Patrick Dixon
June 09, 2011 - 11:18
Change Management - shared vision of a better future

Management research shows that the key to all effective change management is:

Shared Vision of a Better Future - not innovation, or strategy, or technology, or training, or metrics, or engineering. All those things are vital, but they cannot themselves drive radical, rapid change.

Change happens easily when all people are convinced that the change is right - for them as individuals, for their team, for the business unit, for the whole organisation.

That process of winning hearts and minds can take a long time to do properly, and requires great communication, and willingness to listen.

We can think the process of gaining agreement is complete, and then find resistance remains as soon as we start to implement change.

It is easy to set up new systems, processes and reporting lines, but experience shows that these rarely produce the deep transformation that leaders need.

Leaders can make the mistake of assuming that decisions, once communicated, will be carried out fully by disciplined workers whose performance is measured.

This can be especially the case in engineering / manufacturing where the emphasis is on absolute robotic precision, fine tolerance levels, lean processes, perfect performance, zero down-time.

But of course our workers are not machines. For them to perform best we need to connect with all the emotions and passions they have.

We need to understand their personal motivations and ambitions as human beings. What they enjoy most and find satisfying.

We need to know why they come to work, what they find most rewarding to achieve, and what matters most to them when they are not working for us.

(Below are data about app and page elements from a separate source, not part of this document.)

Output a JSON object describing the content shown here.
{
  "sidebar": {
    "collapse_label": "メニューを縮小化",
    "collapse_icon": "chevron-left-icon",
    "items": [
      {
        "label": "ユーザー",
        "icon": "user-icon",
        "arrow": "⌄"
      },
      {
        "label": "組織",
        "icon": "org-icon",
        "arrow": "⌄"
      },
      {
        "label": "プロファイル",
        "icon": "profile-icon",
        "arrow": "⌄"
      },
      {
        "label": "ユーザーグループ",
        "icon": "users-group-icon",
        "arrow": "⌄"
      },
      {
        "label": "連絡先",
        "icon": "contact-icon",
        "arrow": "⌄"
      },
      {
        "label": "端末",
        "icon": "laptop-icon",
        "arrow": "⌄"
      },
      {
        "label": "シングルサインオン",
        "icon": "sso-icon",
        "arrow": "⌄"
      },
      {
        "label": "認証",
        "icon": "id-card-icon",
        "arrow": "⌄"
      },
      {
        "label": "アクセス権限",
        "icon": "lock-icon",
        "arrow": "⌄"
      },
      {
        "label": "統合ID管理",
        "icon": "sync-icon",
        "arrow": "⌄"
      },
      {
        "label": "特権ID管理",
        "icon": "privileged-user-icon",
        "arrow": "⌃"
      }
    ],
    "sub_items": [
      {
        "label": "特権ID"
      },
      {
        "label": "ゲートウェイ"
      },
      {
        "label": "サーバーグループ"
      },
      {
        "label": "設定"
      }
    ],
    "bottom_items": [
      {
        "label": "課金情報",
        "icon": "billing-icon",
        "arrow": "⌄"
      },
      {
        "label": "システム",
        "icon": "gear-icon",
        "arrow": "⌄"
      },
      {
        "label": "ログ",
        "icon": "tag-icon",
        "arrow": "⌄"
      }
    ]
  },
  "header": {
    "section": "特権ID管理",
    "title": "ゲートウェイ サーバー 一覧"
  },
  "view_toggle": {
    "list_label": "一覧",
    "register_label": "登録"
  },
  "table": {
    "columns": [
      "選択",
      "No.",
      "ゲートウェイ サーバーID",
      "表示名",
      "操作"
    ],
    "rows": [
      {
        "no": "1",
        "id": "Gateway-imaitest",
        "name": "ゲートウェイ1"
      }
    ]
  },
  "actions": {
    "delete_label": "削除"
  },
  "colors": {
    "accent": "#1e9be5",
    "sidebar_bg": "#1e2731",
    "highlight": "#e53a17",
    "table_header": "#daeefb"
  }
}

They need to know why each change really matters, and how they can make a real difference.

This is the starting point for all effective change management.

Then we can move rapidly to detailed strategies for change, dealing with organisational barriers to change (eg lack of integration, conflicting priorities, resource issues, wrong incentives), rolling out changes through each part of the organisation, monitoring progress, rewarding outcomes.

When we find that changes are not happening as we would wish, it is often necessary to return to the Shared Vision of a Better Future.

June 08, 2011 - 07:58

Excellent article Patrick. Thank you.

Reply to Adel
Patrick Dixon
June 08, 2011 - 10:02

Glad you liked it. Looking forward to debate on this page about these issues.

Join the Debate! What are your own views?